▸ Description of the task: Reproduce exactly the lines from the line containing "What's the underlying" through the end of the records below, including both ends, and nothing else.

▸ Information provided:
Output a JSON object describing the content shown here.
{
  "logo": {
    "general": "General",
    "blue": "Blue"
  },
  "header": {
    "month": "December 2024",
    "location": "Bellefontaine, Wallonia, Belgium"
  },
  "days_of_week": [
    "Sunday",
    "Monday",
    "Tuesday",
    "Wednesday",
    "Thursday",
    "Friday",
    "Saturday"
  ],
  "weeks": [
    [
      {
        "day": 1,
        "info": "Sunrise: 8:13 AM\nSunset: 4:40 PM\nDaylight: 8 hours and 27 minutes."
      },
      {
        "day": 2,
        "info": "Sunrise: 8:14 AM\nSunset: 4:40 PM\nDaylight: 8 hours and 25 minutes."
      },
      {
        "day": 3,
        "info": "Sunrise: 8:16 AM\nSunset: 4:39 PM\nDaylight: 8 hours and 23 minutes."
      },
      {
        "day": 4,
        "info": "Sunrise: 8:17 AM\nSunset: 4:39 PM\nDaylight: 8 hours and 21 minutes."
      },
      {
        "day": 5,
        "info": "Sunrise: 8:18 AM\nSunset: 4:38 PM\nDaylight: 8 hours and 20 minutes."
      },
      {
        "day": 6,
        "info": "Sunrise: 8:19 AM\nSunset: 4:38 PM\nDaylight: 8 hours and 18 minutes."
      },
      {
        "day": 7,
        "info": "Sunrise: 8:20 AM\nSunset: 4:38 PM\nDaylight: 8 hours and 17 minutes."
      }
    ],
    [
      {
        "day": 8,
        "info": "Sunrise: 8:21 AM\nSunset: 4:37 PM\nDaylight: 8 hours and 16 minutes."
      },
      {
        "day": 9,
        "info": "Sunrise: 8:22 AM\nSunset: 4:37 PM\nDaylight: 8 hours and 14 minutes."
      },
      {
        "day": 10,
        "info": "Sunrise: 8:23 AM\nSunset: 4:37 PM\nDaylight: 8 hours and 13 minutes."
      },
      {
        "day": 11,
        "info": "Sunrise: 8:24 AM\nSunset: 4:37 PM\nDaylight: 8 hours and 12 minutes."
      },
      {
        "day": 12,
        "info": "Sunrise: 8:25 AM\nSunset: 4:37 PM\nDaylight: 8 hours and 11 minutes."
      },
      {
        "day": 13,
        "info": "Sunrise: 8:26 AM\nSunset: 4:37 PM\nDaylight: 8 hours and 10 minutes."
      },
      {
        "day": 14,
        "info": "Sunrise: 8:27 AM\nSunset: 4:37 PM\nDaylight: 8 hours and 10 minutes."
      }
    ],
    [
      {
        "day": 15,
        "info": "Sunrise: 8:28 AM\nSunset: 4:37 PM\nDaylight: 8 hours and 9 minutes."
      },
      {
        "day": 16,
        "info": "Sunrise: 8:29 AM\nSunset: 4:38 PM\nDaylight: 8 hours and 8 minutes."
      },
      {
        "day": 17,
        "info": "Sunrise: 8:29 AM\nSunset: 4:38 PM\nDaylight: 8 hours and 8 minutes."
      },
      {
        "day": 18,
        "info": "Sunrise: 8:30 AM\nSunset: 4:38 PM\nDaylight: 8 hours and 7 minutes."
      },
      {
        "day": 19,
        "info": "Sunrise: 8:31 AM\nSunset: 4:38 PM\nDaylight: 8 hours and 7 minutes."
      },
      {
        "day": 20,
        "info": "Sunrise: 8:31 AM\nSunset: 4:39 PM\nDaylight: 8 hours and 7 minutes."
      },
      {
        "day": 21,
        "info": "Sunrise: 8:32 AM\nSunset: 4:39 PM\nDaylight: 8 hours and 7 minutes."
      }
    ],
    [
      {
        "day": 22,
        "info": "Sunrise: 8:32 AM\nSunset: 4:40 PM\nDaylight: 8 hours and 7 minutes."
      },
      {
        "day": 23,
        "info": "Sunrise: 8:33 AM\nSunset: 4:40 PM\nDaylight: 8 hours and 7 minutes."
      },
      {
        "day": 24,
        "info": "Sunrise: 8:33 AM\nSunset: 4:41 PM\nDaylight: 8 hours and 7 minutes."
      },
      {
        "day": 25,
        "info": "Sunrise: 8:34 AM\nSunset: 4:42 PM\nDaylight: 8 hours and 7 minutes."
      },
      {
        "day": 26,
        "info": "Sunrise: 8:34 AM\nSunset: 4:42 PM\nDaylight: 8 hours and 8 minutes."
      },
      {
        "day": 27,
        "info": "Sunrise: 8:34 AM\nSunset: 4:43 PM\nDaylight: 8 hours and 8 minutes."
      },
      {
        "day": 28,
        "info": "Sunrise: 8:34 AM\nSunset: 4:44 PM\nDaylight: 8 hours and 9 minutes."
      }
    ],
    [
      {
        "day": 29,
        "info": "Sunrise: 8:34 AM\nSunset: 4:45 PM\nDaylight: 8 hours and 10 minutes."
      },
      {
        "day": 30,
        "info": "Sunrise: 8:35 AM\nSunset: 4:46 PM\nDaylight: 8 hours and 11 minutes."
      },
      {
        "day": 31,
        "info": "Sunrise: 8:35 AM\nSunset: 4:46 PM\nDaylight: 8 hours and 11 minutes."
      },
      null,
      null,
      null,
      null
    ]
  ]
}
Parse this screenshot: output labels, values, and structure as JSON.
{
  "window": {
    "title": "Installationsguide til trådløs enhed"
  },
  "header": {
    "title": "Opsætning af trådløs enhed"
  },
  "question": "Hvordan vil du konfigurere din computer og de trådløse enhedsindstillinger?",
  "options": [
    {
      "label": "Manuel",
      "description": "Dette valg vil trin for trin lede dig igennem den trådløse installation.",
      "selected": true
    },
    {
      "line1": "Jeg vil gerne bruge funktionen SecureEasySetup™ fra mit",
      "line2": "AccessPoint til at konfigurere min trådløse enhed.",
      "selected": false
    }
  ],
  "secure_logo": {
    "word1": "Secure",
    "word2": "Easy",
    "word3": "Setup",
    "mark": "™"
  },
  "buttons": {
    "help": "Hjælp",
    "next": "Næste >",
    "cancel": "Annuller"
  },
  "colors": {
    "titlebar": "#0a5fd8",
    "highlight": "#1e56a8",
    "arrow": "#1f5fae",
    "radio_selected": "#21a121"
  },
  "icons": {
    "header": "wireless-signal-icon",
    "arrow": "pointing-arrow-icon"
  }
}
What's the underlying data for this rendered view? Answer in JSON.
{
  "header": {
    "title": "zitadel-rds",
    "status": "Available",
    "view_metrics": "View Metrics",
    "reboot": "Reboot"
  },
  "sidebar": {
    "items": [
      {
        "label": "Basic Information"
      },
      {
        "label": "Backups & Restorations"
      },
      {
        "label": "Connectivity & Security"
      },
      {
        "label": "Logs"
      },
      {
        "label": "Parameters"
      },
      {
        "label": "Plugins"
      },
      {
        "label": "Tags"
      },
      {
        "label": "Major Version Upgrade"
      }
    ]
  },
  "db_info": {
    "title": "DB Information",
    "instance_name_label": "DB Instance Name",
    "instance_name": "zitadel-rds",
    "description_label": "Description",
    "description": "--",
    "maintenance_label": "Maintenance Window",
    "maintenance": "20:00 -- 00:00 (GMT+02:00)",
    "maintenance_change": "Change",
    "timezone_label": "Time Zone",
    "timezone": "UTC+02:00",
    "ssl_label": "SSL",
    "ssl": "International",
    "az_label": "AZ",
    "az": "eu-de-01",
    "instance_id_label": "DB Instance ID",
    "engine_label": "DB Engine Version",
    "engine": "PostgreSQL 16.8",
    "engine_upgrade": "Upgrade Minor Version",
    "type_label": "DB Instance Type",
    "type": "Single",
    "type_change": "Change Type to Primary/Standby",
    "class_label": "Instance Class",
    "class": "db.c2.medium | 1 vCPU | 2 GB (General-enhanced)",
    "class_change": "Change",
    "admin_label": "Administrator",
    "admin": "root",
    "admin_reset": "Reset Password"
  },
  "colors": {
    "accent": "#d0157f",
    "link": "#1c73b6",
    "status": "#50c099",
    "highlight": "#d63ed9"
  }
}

▸ Result of the task:
What's the underlying data for this rendered view? Answer in JSON.
{
  "header": {
    "title": "zitadel-rds",
    "status": "Available",
    "view_metrics": "View Metrics",
    "reboot": "Reboot"
  },
  "sidebar": {
    "items": [
      {
        "label": "Basic Information"
      },
      {
        "label": "Backups & Restorations"
      },
      {
        "label": "Connectivity & Security"
      },
      {
        "label": "Logs"
      },
      {
        "label": "Parameters"
      },
      {
        "label": "Plugins"
      },
      {
        "label": "Tags"
      },
      {
        "label": "Major Version Upgrade"
      }
    ]
  },
  "db_info": {
    "title": "DB Information",
    "instance_name_label": "DB Instance Name",
    "instance_name": "zitadel-rds",
    "description_label": "Description",
    "description": "--",
    "maintenance_label": "Maintenance Window",
    "maintenance": "20:00 -- 00:00 (GMT+02:00)",
    "maintenance_change": "Change",
    "timezone_label": "Time Zone",
    "timezone": "UTC+02:00",
    "ssl_label": "SSL",
    "ssl": "International",
    "az_label": "AZ",
    "az": "eu-de-01",
    "instance_id_label": "DB Instance ID",
    "engine_label": "DB Engine Version",
    "engine": "PostgreSQL 16.8",
    "engine_upgrade": "Upgrade Minor Version",
    "type_label": "DB Instance Type",
    "type": "Single",
    "type_change": "Change Type to Primary/Standby",
    "class_label": "Instance Class",
    "class": "db.c2.medium | 1 vCPU | 2 GB (General-enhanced)",
    "class_change": "Change",
    "admin_label": "Administrator",
    "admin": "root",
    "admin_reset": "Reset Password"
  },
  "colors": {
    "accent": "#d0157f",
    "link": "#1c73b6",
    "status": "#50c099",
    "highlight": "#d63ed9"
  }
}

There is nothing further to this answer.